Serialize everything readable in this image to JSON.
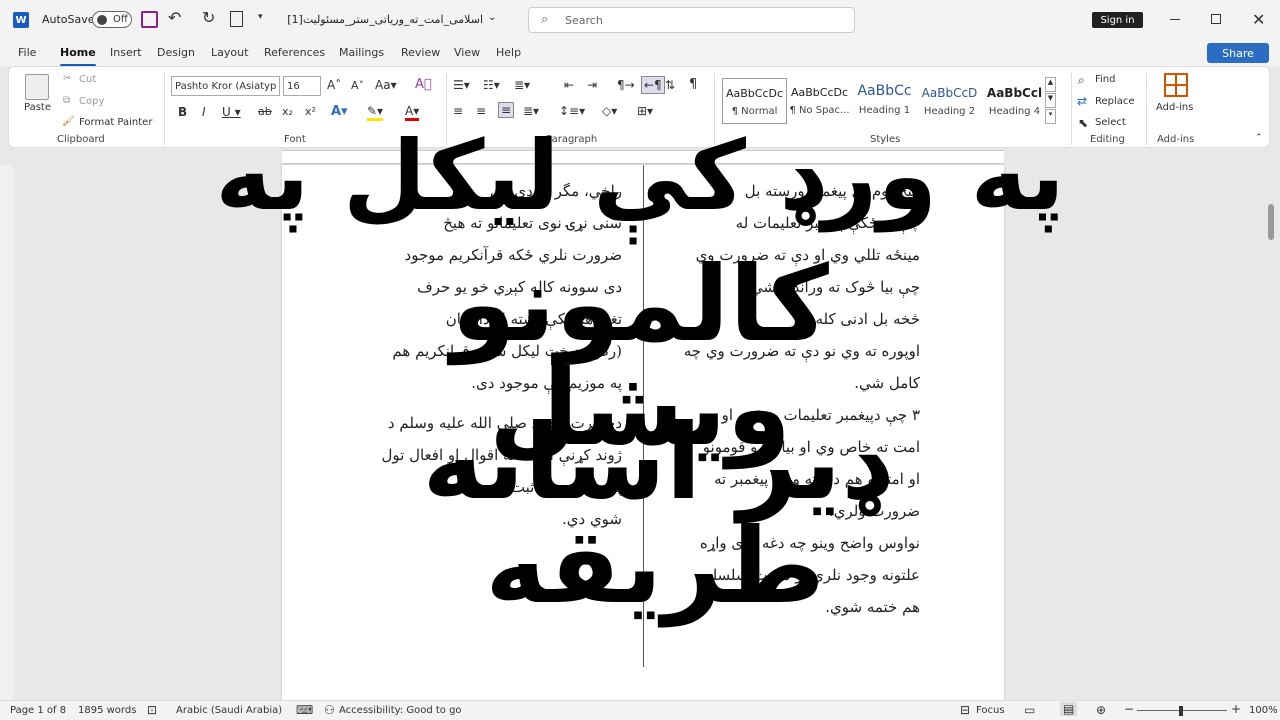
{
  "titlebar": {
    "autosave_label": "AutoSave",
    "autosave_state": "Off",
    "doc_title": "اسلامی_امت_ته_وریاتی_ستر_مسئولیت[1]...",
    "search_placeholder": "Search",
    "signin": "Sign in"
  },
  "tabs": [
    "File",
    "Home",
    "Insert",
    "Design",
    "Layout",
    "References",
    "Mailings",
    "Review",
    "View",
    "Help"
  ],
  "share": "Share",
  "ribbon": {
    "clipboard": {
      "paste": "Paste",
      "cut": "Cut",
      "copy": "Copy",
      "format_painter": "Format Painter",
      "group": "Clipboard"
    },
    "font": {
      "name": "Pashto Kror (Asiatyp",
      "size": "16",
      "group": "Font"
    },
    "paragraph": {
      "group": "Paragraph"
    },
    "styles": {
      "group": "Styles",
      "items": [
        {
          "sample": "AaBbCcDc",
          "name": "¶ Normal"
        },
        {
          "sample": "AaBbCcDc",
          "name": "¶ No Spac..."
        },
        {
          "sample": "AaBbCc",
          "name": "Heading 1"
        },
        {
          "sample": "AaBbCcD",
          "name": "Heading 2"
        },
        {
          "sample": "AaBbCcl",
          "name": "Heading 4"
        }
      ]
    },
    "editing": {
      "find": "Find",
      "replace": "Replace",
      "select": "Select",
      "group": "Editing"
    },
    "addins": {
      "label": "Add-ins",
      "group": "Add-ins"
    }
  },
  "document": {
    "left_col": [
      "راخي، مگر په دې كې",
      "سنی نړۍ نوی تعلیماتو ته هیڅ",
      "ضرورت نلري ځکه قرآنکریم موجود",
      "دی سوونه کاله کېږي خو یو حرف",
      "تغیر هم پکې نشته او دا شان",
      "(رض) د خت لیکل شوی قرانکریم هم",
      "په موزیم کې موجود دی.",
      "دحضرت محمد صلی الله علیه وسلم د",
      "ژوند کړنې او د هغه اقوال او افعال تول",
      "په مکمل ډول ثبت کې ساتل",
      "شوي دي."
    ],
    "right_col": [
      "هیڅ نوم بل پیغمبر ورسته بل",
      "چې دمځکې پیغمبر تعلیمات له",
      "مینځه تللي وي او دې ته ضرورت وي",
      "چې بیا څوک ته وراندې شي.",
      "څخه بل ادنی کله",
      "اوپوره ته وي نو دې ته ضرورت وي چه",
      "کامل شي.",
      "۳ چې دپیغمبر تعلیمات یو قوم او",
      "امت ته خاص وي او بیا نورو قومونو",
      "او امتونو هم دی ته ورته پیغمبر ته",
      "ضرورت ولري.",
      "نواوس واضح وینو چه دغه دری واړه",
      "علتونه وجود نلري نو دنبوت سلسله",
      "هم ختمه شوي."
    ]
  },
  "overlay": {
    "line1": "په ورډ کې لیکل په",
    "line2": "کالمونو ویشل",
    "line3": "ډیر اسانه طریقه"
  },
  "status": {
    "page": "Page 1 of 8",
    "words": "1895 words",
    "language": "Arabic (Saudi Arabia)",
    "accessibility": "Accessibility: Good to go",
    "focus": "Focus",
    "zoom": "100%"
  }
}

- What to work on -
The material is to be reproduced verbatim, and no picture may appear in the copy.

- Expected output -
Serialize everything readable in this image to JSON.
{
  "titlebar": {
    "autosave_label": "AutoSave",
    "autosave_state": "Off",
    "doc_title": "اسلامی_امت_ته_وریاتی_ستر_مسئولیت[1]...",
    "search_placeholder": "Search",
    "signin": "Sign in"
  },
  "tabs": [
    "File",
    "Home",
    "Insert",
    "Design",
    "Layout",
    "References",
    "Mailings",
    "Review",
    "View",
    "Help"
  ],
  "share": "Share",
  "ribbon": {
    "clipboard": {
      "paste": "Paste",
      "cut": "Cut",
      "copy": "Copy",
      "format_painter": "Format Painter",
      "group": "Clipboard"
    },
    "font": {
      "name": "Pashto Kror (Asiatyp",
      "size": "16",
      "group": "Font"
    },
    "paragraph": {
      "group": "Paragraph"
    },
    "styles": {
      "group": "Styles",
      "items": [
        {
          "sample": "AaBbCcDc",
          "name": "¶ Normal"
        },
        {
          "sample": "AaBbCcDc",
          "name": "¶ No Spac..."
        },
        {
          "sample": "AaBbCc",
          "name": "Heading 1"
        },
        {
          "sample": "AaBbCcD",
          "name": "Heading 2"
        },
        {
          "sample": "AaBbCcl",
          "name": "Heading 4"
        }
      ]
    },
    "editing": {
      "find": "Find",
      "replace": "Replace",
      "select": "Select",
      "group": "Editing"
    },
    "addins": {
      "label": "Add-ins",
      "group": "Add-ins"
    }
  },
  "document": {
    "left_col": [
      "راخي، مگر په دې كې",
      "سنی نړۍ نوی تعلیماتو ته هیڅ",
      "ضرورت نلري ځکه قرآنکریم موجود",
      "دی سوونه کاله کېږي خو یو حرف",
      "تغیر هم پکې نشته او دا شان",
      "(رض) د خت لیکل شوی قرانکریم هم",
      "په موزیم کې موجود دی.",
      "دحضرت محمد صلی الله علیه وسلم د",
      "ژوند کړنې او د هغه اقوال او افعال تول",
      "په مکمل ډول ثبت کې ساتل",
      "شوي دي."
    ],
    "right_col": [
      "هیڅ نوم بل پیغمبر ورسته بل",
      "چې دمځکې پیغمبر تعلیمات له",
      "مینځه تللي وي او دې ته ضرورت وي",
      "چې بیا څوک ته وراندې شي.",
      "څخه بل ادنی کله",
      "اوپوره ته وي نو دې ته ضرورت وي چه",
      "کامل شي.",
      "۳ چې دپیغمبر تعلیمات یو قوم او",
      "امت ته خاص وي او بیا نورو قومونو",
      "او امتونو هم دی ته ورته پیغمبر ته",
      "ضرورت ولري.",
      "نواوس واضح وینو چه دغه دری واړه",
      "علتونه وجود نلري نو دنبوت سلسله",
      "هم ختمه شوي."
    ]
  },
  "overlay": {
    "line1": "په ورډ کې لیکل په",
    "line2": "کالمونو ویشل",
    "line3": "ډیر اسانه طریقه"
  },
  "status": {
    "page": "Page 1 of 8",
    "words": "1895 words",
    "language": "Arabic (Saudi Arabia)",
    "accessibility": "Accessibility: Good to go",
    "focus": "Focus",
    "zoom": "100%"
  }
}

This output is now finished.